[Data records for software interfaces]

Content starts

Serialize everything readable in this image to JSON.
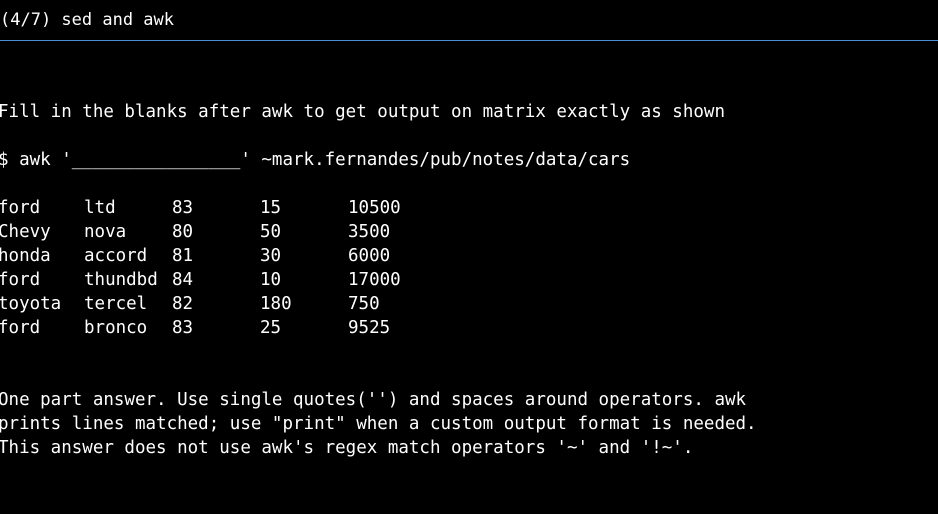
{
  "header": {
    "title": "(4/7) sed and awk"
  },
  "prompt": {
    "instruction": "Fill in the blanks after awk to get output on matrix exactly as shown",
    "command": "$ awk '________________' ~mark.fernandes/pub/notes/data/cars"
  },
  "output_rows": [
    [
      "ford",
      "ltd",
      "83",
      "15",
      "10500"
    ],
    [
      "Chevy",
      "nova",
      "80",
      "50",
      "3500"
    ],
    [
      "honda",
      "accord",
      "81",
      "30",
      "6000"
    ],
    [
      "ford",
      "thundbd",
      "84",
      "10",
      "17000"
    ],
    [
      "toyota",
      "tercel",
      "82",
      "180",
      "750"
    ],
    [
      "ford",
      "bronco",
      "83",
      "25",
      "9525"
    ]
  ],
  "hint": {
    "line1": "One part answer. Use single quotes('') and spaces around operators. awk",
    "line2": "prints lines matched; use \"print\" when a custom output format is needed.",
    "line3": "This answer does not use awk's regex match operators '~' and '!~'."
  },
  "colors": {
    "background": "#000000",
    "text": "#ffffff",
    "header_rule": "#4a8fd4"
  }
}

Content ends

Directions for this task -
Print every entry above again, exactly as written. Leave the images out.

Output of the task -
Serialize everything readable in this image to JSON.
{
  "header": {
    "title": "(4/7) sed and awk"
  },
  "prompt": {
    "instruction": "Fill in the blanks after awk to get output on matrix exactly as shown",
    "command": "$ awk '________________' ~mark.fernandes/pub/notes/data/cars"
  },
  "output_rows": [
    [
      "ford",
      "ltd",
      "83",
      "15",
      "10500"
    ],
    [
      "Chevy",
      "nova",
      "80",
      "50",
      "3500"
    ],
    [
      "honda",
      "accord",
      "81",
      "30",
      "6000"
    ],
    [
      "ford",
      "thundbd",
      "84",
      "10",
      "17000"
    ],
    [
      "toyota",
      "tercel",
      "82",
      "180",
      "750"
    ],
    [
      "ford",
      "bronco",
      "83",
      "25",
      "9525"
    ]
  ],
  "hint": {
    "line1": "One part answer. Use single quotes('') and spaces around operators. awk",
    "line2": "prints lines matched; use \"print\" when a custom output format is needed.",
    "line3": "This answer does not use awk's regex match operators '~' and '!~'."
  },
  "colors": {
    "background": "#000000",
    "text": "#ffffff",
    "header_rule": "#4a8fd4"
  }
}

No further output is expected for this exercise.